- [Activity] In the copy, include every entry exactly but none of the pictures.

- [Input for this task]
——

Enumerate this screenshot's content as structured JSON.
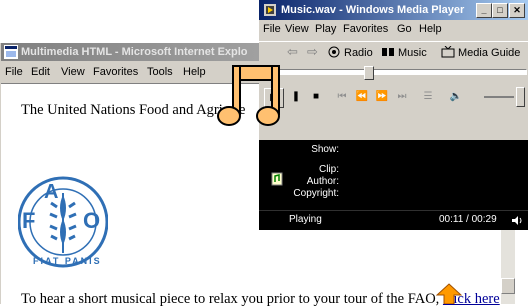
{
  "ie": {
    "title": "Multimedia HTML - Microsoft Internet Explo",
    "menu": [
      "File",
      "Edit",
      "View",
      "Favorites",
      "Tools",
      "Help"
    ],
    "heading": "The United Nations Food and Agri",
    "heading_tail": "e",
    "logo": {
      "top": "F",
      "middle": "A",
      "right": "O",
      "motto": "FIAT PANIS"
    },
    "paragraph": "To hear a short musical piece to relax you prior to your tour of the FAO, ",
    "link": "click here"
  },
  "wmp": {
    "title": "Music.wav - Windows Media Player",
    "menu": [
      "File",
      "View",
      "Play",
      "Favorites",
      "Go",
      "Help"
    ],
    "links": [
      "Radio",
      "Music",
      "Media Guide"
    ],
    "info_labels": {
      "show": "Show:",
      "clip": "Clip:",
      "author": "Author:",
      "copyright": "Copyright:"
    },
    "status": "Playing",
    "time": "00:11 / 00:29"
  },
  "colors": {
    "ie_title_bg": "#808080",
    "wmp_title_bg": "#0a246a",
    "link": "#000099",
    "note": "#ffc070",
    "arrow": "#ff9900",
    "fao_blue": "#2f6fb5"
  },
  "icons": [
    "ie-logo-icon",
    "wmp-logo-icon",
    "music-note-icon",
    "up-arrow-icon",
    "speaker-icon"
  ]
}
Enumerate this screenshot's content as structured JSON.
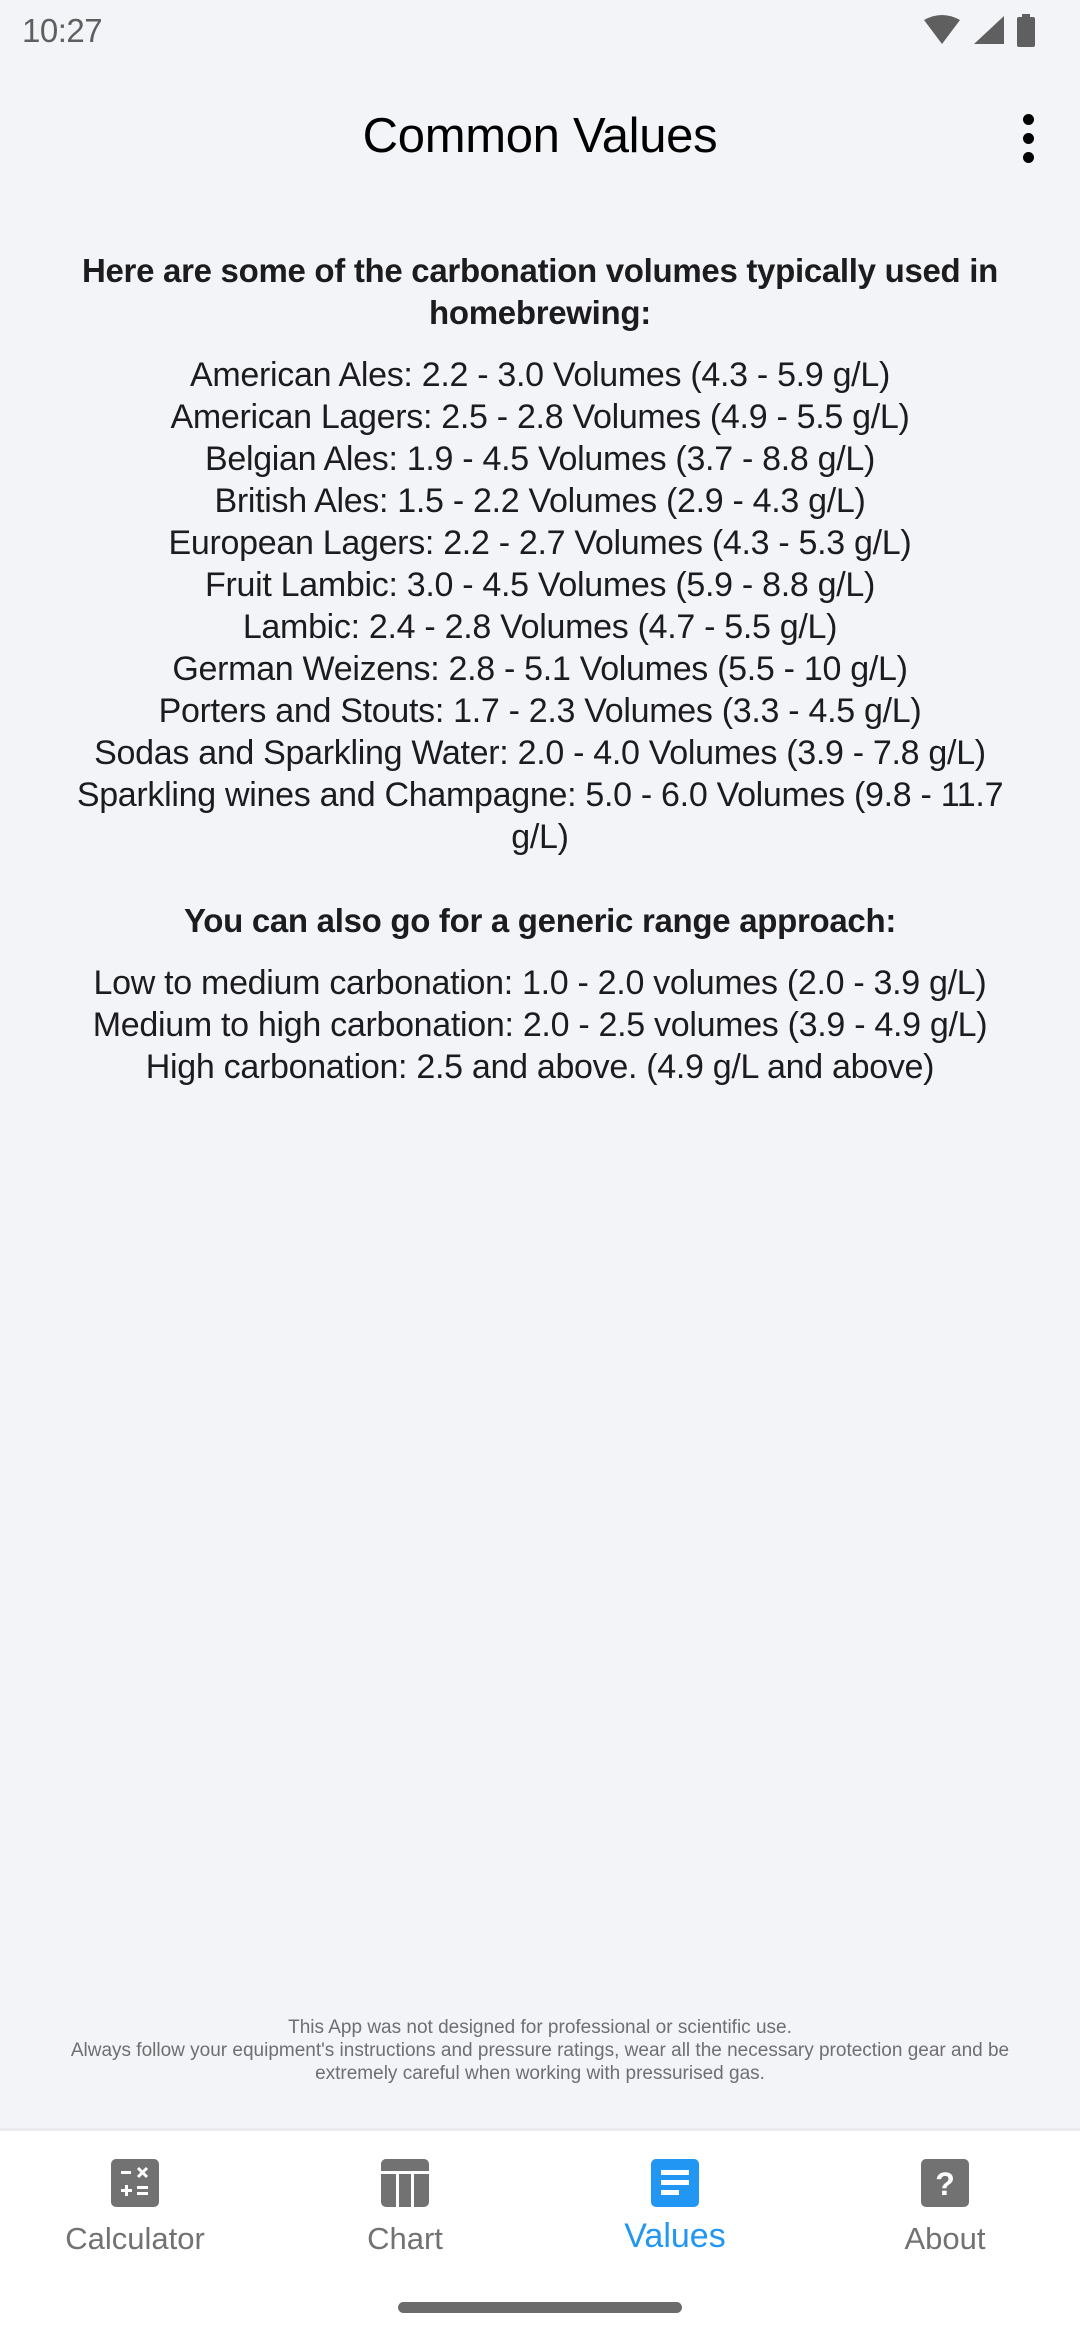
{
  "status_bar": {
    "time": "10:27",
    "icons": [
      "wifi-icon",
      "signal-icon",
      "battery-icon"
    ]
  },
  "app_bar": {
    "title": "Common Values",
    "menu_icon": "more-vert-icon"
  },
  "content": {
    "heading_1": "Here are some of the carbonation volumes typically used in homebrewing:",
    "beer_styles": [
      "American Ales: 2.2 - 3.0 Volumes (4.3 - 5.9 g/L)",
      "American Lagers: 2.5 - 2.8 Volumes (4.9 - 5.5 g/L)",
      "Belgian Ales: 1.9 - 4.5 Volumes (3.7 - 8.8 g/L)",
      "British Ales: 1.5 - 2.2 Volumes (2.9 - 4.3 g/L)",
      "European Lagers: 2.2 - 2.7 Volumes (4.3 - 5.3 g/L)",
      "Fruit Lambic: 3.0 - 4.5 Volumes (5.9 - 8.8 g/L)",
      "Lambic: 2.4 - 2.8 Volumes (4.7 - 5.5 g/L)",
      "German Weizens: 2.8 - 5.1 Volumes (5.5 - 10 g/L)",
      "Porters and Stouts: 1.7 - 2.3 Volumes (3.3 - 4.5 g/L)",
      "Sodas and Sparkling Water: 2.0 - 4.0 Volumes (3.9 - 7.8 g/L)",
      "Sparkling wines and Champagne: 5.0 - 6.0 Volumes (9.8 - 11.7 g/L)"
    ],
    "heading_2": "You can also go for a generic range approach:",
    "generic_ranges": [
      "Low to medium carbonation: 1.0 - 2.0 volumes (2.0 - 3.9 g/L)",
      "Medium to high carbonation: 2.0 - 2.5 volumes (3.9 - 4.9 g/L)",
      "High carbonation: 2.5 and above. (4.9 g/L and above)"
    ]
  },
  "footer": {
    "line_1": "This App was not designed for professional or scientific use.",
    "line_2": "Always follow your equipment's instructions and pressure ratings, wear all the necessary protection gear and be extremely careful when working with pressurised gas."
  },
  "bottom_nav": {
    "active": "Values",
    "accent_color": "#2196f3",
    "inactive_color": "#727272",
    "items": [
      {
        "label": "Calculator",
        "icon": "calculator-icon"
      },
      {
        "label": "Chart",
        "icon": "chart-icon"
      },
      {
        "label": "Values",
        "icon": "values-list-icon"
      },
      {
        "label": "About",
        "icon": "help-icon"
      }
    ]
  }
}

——

- [Reply]
Enumerate this screenshot's content as structured JSON.
{
  "ie": {
    "title": "Multimedia HTML - Microsoft Internet Explo",
    "menu": [
      "File",
      "Edit",
      "View",
      "Favorites",
      "Tools",
      "Help"
    ],
    "heading": "The United Nations Food and Agri",
    "heading_tail": "e",
    "logo": {
      "top": "F",
      "middle": "A",
      "right": "O",
      "motto": "FIAT PANIS"
    },
    "paragraph": "To hear a short musical piece to relax you prior to your tour of the FAO, ",
    "link": "click here"
  },
  "wmp": {
    "title": "Music.wav - Windows Media Player",
    "menu": [
      "File",
      "View",
      "Play",
      "Favorites",
      "Go",
      "Help"
    ],
    "links": [
      "Radio",
      "Music",
      "Media Guide"
    ],
    "info_labels": {
      "show": "Show:",
      "clip": "Clip:",
      "author": "Author:",
      "copyright": "Copyright:"
    },
    "status": "Playing",
    "time": "00:11 / 00:29"
  },
  "colors": {
    "ie_title_bg": "#808080",
    "wmp_title_bg": "#0a246a",
    "link": "#000099",
    "note": "#ffc070",
    "arrow": "#ff9900",
    "fao_blue": "#2f6fb5"
  },
  "icons": [
    "ie-logo-icon",
    "wmp-logo-icon",
    "music-note-icon",
    "up-arrow-icon",
    "speaker-icon"
  ]
}
Enumerate this screenshot's content as structured JSON.
{
  "status_bar": {
    "time": "10:27",
    "icons": [
      "wifi-icon",
      "signal-icon",
      "battery-icon"
    ]
  },
  "app_bar": {
    "title": "Common Values",
    "menu_icon": "more-vert-icon"
  },
  "content": {
    "heading_1": "Here are some of the carbonation volumes typically used in homebrewing:",
    "beer_styles": [
      "American Ales: 2.2 - 3.0 Volumes (4.3 - 5.9 g/L)",
      "American Lagers: 2.5 - 2.8 Volumes (4.9 - 5.5 g/L)",
      "Belgian Ales: 1.9 - 4.5 Volumes (3.7 - 8.8 g/L)",
      "British Ales: 1.5 - 2.2 Volumes (2.9 - 4.3 g/L)",
      "European Lagers: 2.2 - 2.7 Volumes (4.3 - 5.3 g/L)",
      "Fruit Lambic: 3.0 - 4.5 Volumes (5.9 - 8.8 g/L)",
      "Lambic: 2.4 - 2.8 Volumes (4.7 - 5.5 g/L)",
      "German Weizens: 2.8 - 5.1 Volumes (5.5 - 10 g/L)",
      "Porters and Stouts: 1.7 - 2.3 Volumes (3.3 - 4.5 g/L)",
      "Sodas and Sparkling Water: 2.0 - 4.0 Volumes (3.9 - 7.8 g/L)",
      "Sparkling wines and Champagne: 5.0 - 6.0 Volumes (9.8 - 11.7 g/L)"
    ],
    "heading_2": "You can also go for a generic range approach:",
    "generic_ranges": [
      "Low to medium carbonation: 1.0 - 2.0 volumes (2.0 - 3.9 g/L)",
      "Medium to high carbonation: 2.0 - 2.5 volumes (3.9 - 4.9 g/L)",
      "High carbonation: 2.5 and above. (4.9 g/L and above)"
    ]
  },
  "footer": {
    "line_1": "This App was not designed for professional or scientific use.",
    "line_2": "Always follow your equipment's instructions and pressure ratings, wear all the necessary protection gear and be extremely careful when working with pressurised gas."
  },
  "bottom_nav": {
    "active": "Values",
    "accent_color": "#2196f3",
    "inactive_color": "#727272",
    "items": [
      {
        "label": "Calculator",
        "icon": "calculator-icon"
      },
      {
        "label": "Chart",
        "icon": "chart-icon"
      },
      {
        "label": "Values",
        "icon": "values-list-icon"
      },
      {
        "label": "About",
        "icon": "help-icon"
      }
    ]
  }
}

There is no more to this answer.